In 2015, he made a deal with himself – if he hadn't gotten into a sport by his birthday he would begin training to compete in an ironman.

A 3.8km swim followed by a 180km cycle, ending in a 42.2km run. It's a long, demanding sport and not one you'd think someone which knee issues would decide to pick up.

But the flexibility and variety of training methods was a large reason as to why he was drawn to it, so he was able to plan his training around work and family.

He competed in his first triathlon in the same year finishing the TriMaori at Lake Karapiro that November. An Olympic-length triathlon, Dewes swam 1.5km, cycled 40km and ran 10km.

"I think I finished that in just under four hours, I didn't die so that was good."

Advertisement

He entered the half distance IronMaori race the year later, finishing in about six hours.
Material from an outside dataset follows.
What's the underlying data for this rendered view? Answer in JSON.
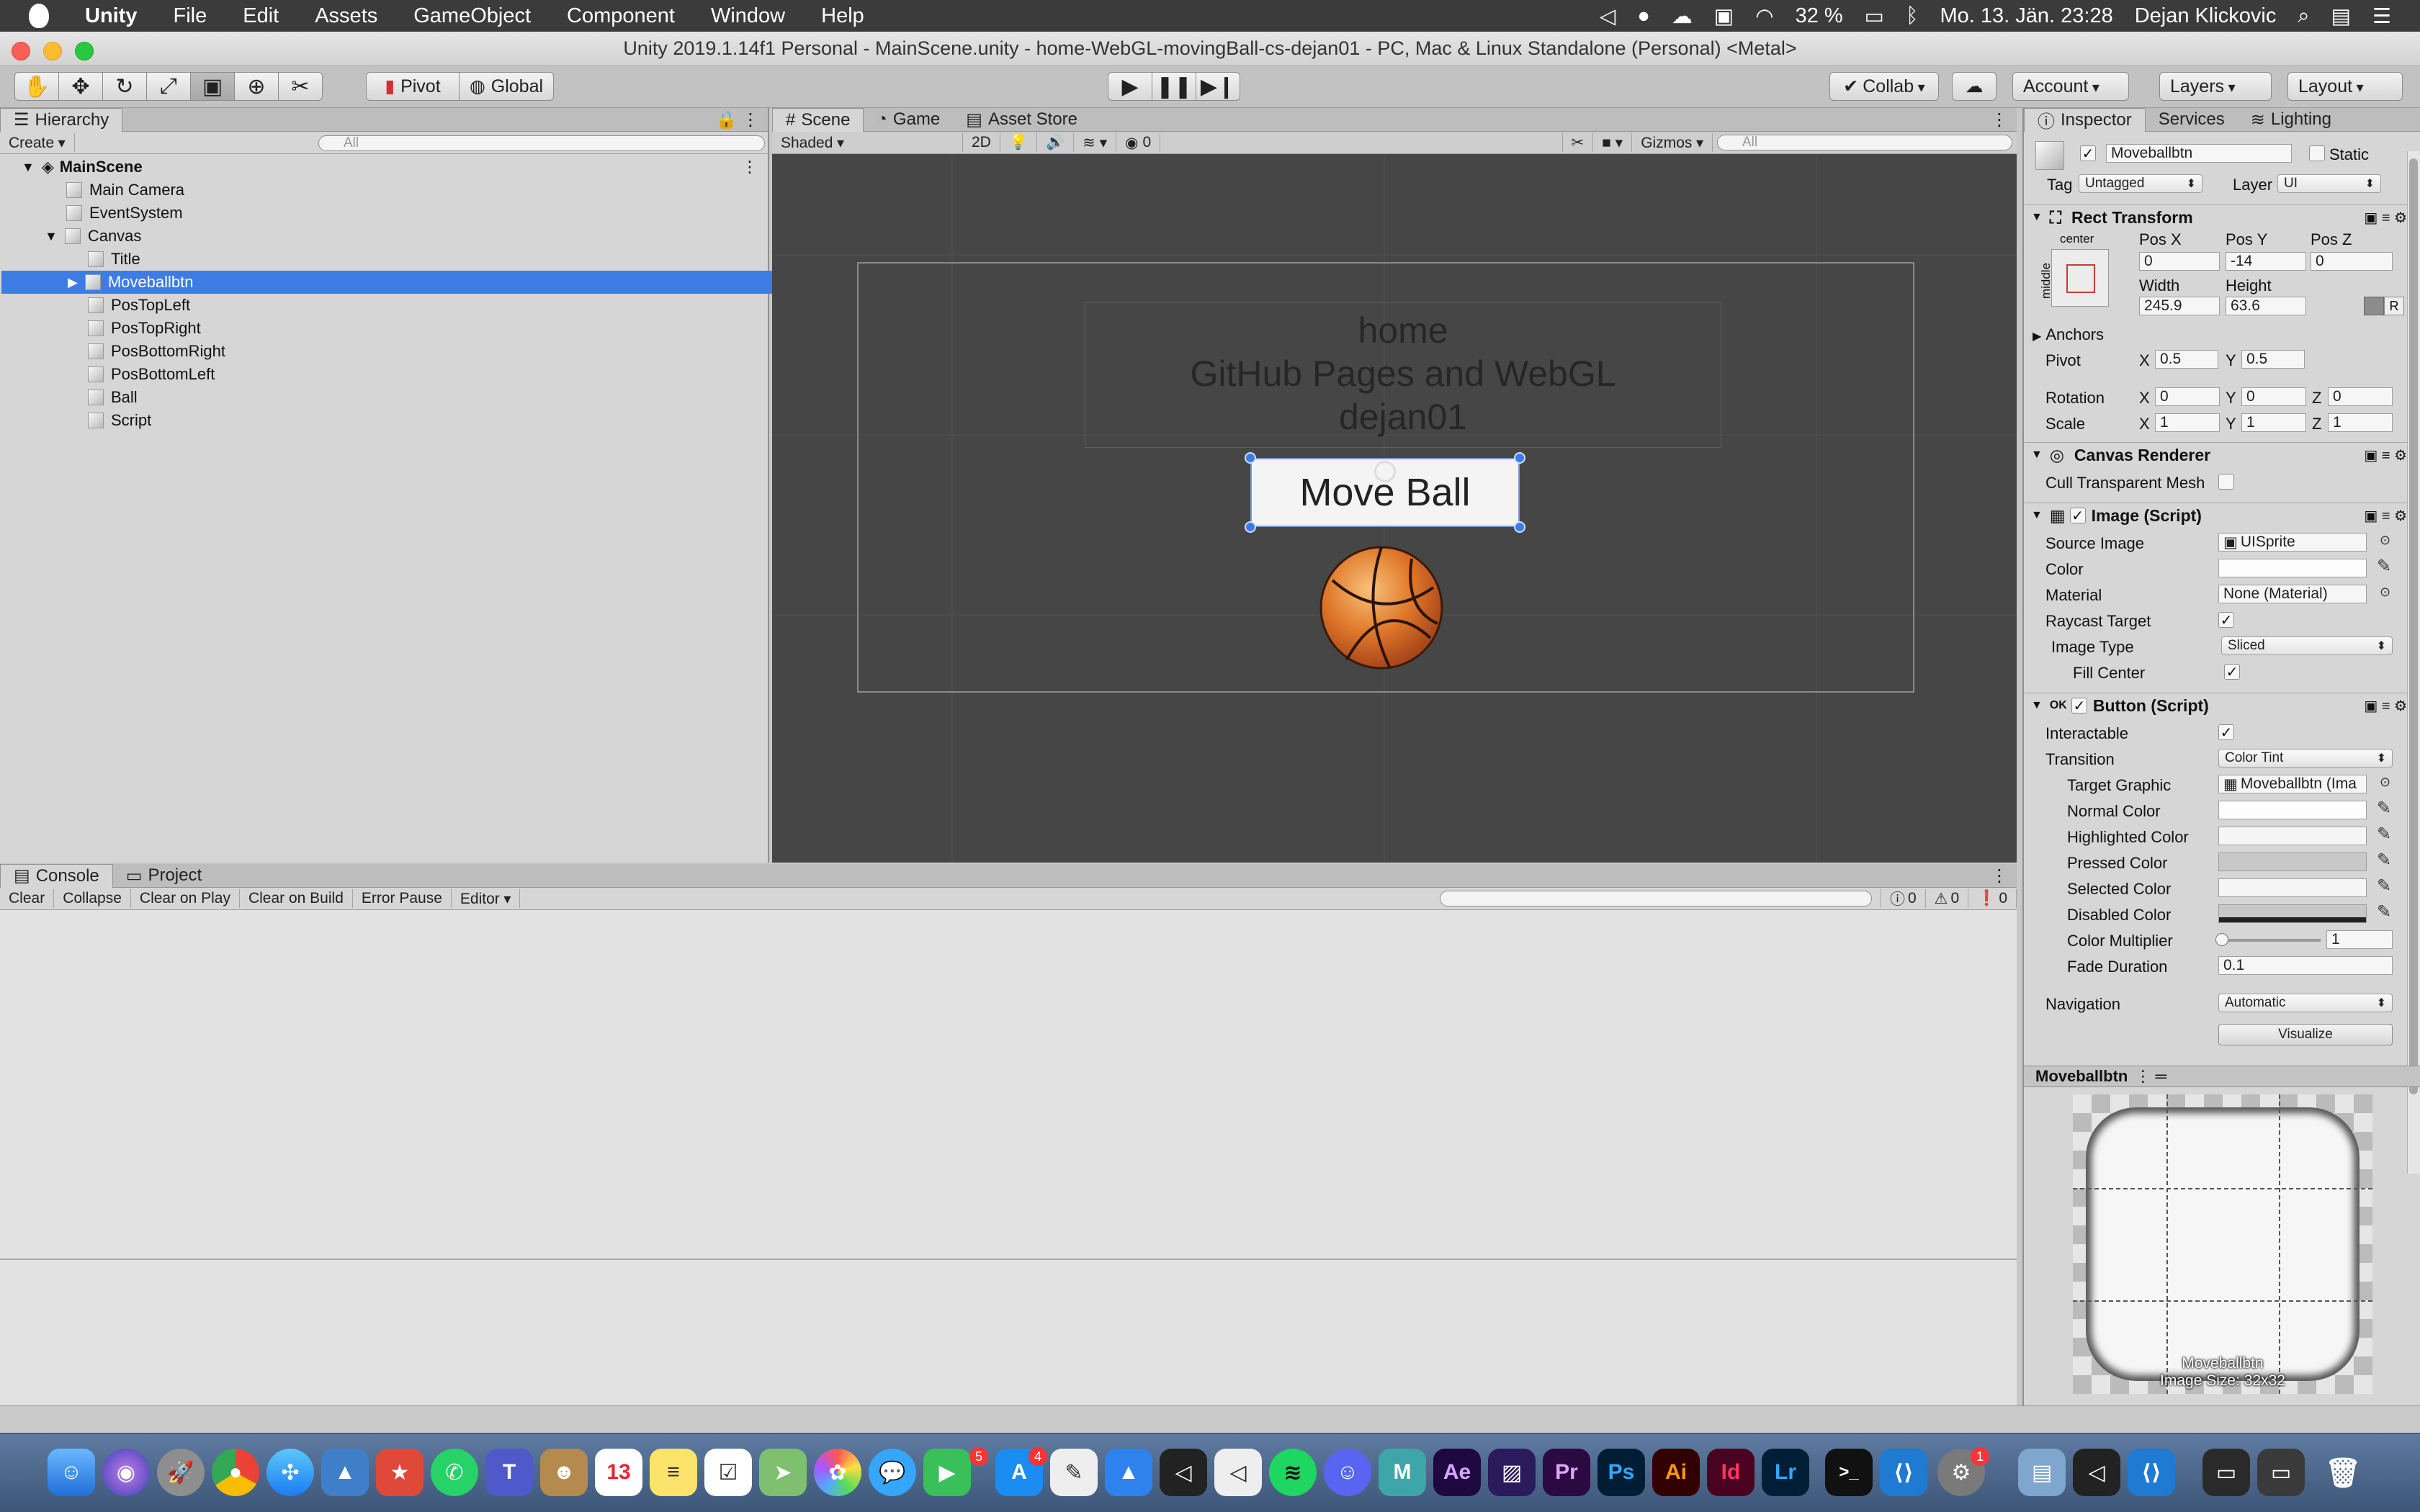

"If you asked me earlier I would have put many thousands of dollars on this not occurring in my lifetime, let alone in 18 months. I was pretty broken at the finish and could hardly move the following day, but it was pretty cool," he said of the race, which was his initial goal in 2015.

But by the time he reached the starting line for that event, he was thinking ahead.
"I was thinking Ironman."

After setting his sights on competing in the 2018 Ironman in Taupo, his schedule became absolutely packed, engaging with a coach to help with the technical side of his training.

Working 55 hours per week as a general manager, which included travelling domestically for two days a week, training during the week would consist of three one-hour high intensity sessions, two during lunchtimes, two one-and-a-half to two-hour recovery sessions.

The recovery sessions would be done in the evenings after his daughters – Atarina, Marirena, Hariata and Raniera – had gone to bed.

Dewes admitted he'd have rather done these sessions before work, but stayed home with the children to allow his wife, Danielle, to go to crossfit in the mornings.

When asked how he ensured training wouldn't interfere with spending time with his family, Dewes was honest and said there was no way around it.

"We just tried to minimise it by doing things when they were asleep and I would try to fit in the longer sessions when travelling. We would always try to be home for after work activities - took them to swimming lessons, martial arts, and my wife took them to crossfit."

During the weekend, training involved four-to-six hours one day, and three-to-four hours on the other. He'd stretch every night, and fit in 30-45 minutes of core work where he could.

In March, he conquered his goal – completing the full ironman race. Understandably, Dewes was "absolutely stoked" with reaching the finish line of the race.

"I am even happier that an unintended consequence includes my daughters wanted to get involved, my wife becoming more committed to exercise and our family eating a little better.

"A couple of my friends and family are inspired by me, have said so, and are doing some positive things with that. I am as stoked about that as I am about finishing."